In theory, temperature measurements using resistance temperature detectors (RTDs) should be simple: measure a temperature with an RTD that changes resistance with temperature, measure the resistance of the RTD, and convert that resistance to temperature through an equation or look-up table. What could possibly go wrong?

Many design considerations come into play. You need to select the correct RTD wiring configuration to limit the errors from lead resistance in your application and use the correct circuit topology to measure the RTD; you will need current analog-to-digital converter (IDAC) excitation current sources to drive the RTD. You’ll also need a precision analog-to-digital converter (ADC) with additional features to measure the whole thing. For example, if a standard PT100 RTD is changing roughly 0.4Ω/°C, you’ll need accuracy and precision to get measurements in the 0.1°C range.

TI can help you design your RTD circuit with precision ADCs. You can achieve the accuracy you need by selecting the right measurement method and reducing errors in the measurement.

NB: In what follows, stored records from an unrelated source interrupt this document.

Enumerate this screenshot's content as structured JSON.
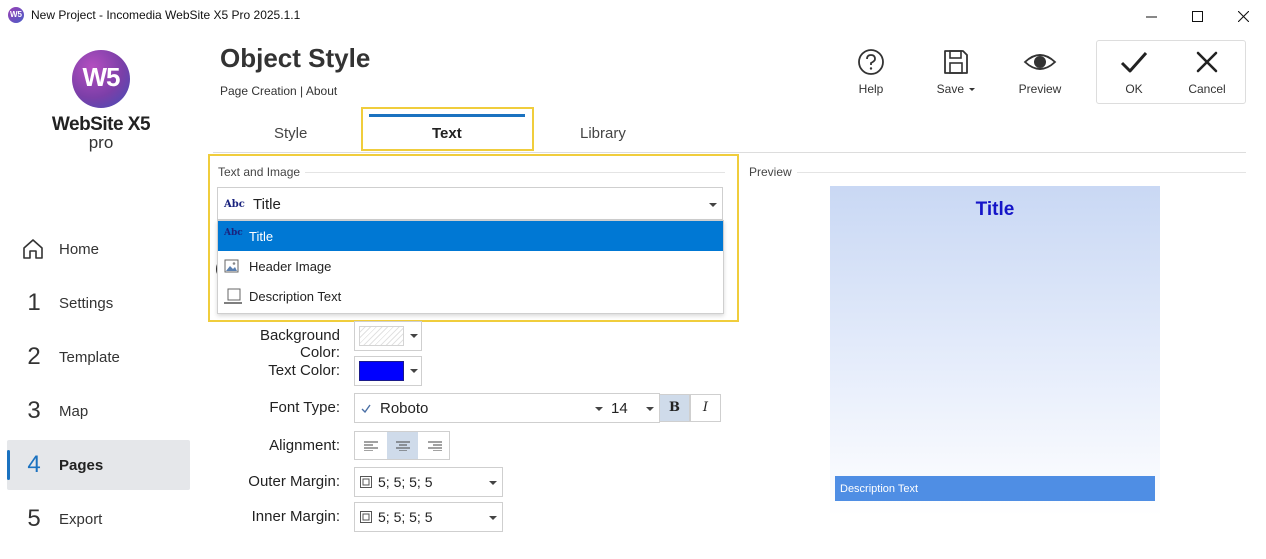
{
  "window": {
    "title": "New Project - Incomedia WebSite X5 Pro 2025.1.1",
    "icon_text": "W5"
  },
  "logo": {
    "mark": "W5",
    "line1": "WebSite X5",
    "line2": "pro"
  },
  "sidebar": {
    "items": [
      {
        "num": "",
        "icon": "home-icon",
        "label": "Home"
      },
      {
        "num": "1",
        "label": "Settings"
      },
      {
        "num": "2",
        "label": "Template"
      },
      {
        "num": "3",
        "label": "Map"
      },
      {
        "num": "4",
        "label": "Pages",
        "active": true
      },
      {
        "num": "5",
        "label": "Export"
      }
    ]
  },
  "header": {
    "title": "Object Style",
    "breadcrumb": "Page Creation | About"
  },
  "toolbar": {
    "help": "Help",
    "save": "Save",
    "preview": "Preview",
    "ok": "OK",
    "cancel": "Cancel"
  },
  "tabs": [
    {
      "label": "Style"
    },
    {
      "label": "Text",
      "active": true
    },
    {
      "label": "Library"
    }
  ],
  "text_and_image": {
    "section_label": "Text and Image",
    "selected": "Title",
    "selected_icon": "Abc",
    "options": [
      {
        "label": "Title",
        "icon": "abc-text-icon",
        "selected": true
      },
      {
        "label": "Header Image",
        "icon": "image-icon"
      },
      {
        "label": "Description Text",
        "icon": "description-text-icon"
      }
    ]
  },
  "form": {
    "background_color_label": "Background Color:",
    "text_color_label": "Text Color:",
    "text_color": "#0000ff",
    "font_type_label": "Font Type:",
    "font_name": "Roboto",
    "font_size": "14",
    "bold": "B",
    "italic": "I",
    "alignment_label": "Alignment:",
    "alignment_selected": "center",
    "outer_margin_label": "Outer Margin:",
    "outer_margin": "5; 5; 5; 5",
    "inner_margin_label": "Inner Margin:",
    "inner_margin": "5; 5; 5; 5"
  },
  "preview": {
    "section_label": "Preview",
    "title": "Title",
    "description": "Description Text"
  },
  "colors": {
    "accent": "#1b72c0",
    "selection": "#0078d4",
    "highlight": "#f0cd3c",
    "preview_title": "#1515c8",
    "preview_desc_bg": "#4f8ee4"
  }
}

The application note, “A Basic Guide to RTD Measurements,” gives an overview of RTDs with a discussion on important parameters, tolerance, configurations and basic measurements using ADCs. This document also gives several circuit topologies to help you decide which RTD wiring configuration to use, and the advantages and disadvantages of each. It explains the process of setting up a precision RTD measurement, identifying and reducing measurement errors, and converting the measurement to a temperature.

TI offers several cookbook circuits that provide more in-depth information about different RTD configurations. There are step-by-step design notes with calculations, ADC configuration settings and pseudo-code to help you design your system and get it up and running. These circuits can help you avoid errors in measurements and guide you toward a solution.

Table 1 lists the RTD cookbook circuits available for downloading.

Table 1 RTD Circuit Topology Comparison
RTD circuit topology Advantages Disadvantages
Two-wire RTD, low-side reference Lowest system-level cost Least accurate, no lead-resistance cancellation
Three-wire RTD, low-side reference, two IDAC sources Allows for lead-resistance cancellation Sensitive to IDAC current mismatch; swapping IDAC currents and averaging two measurements removes the mismatch
Three-wire RTD, low-side reference, one IDAC current source Allows for lead-resistance cancellation Requires two measurements, first for RTD measurement, second for lead-resistance cancellation
Three-wire RTD, high-side reference, two IDAC current sources Allows for lead-resistance cancellation; less sensitive to IDAC mismatch than using a low-side reference Requires extra resistor for biasing; added voltage may not be compatible with low supply operation
Four-wire RTD, low-side reference Most accurate, no lead-resistance error Most expensive

A typical RTD measurement system requires a precision ADC, current excitation sources, a precision reference resistance and some lower-cost filter components. The precision ADC often includes internal current references, so the main expense is the reference resistance and data converter.

The next time you need to design a precision RTD measurement system, start with “A Basic Guide to RTD Measurements” and download the cookbook circuits that we have available. You’ll be able to put your system together and make precision temperature measurements with TI’s ADCs.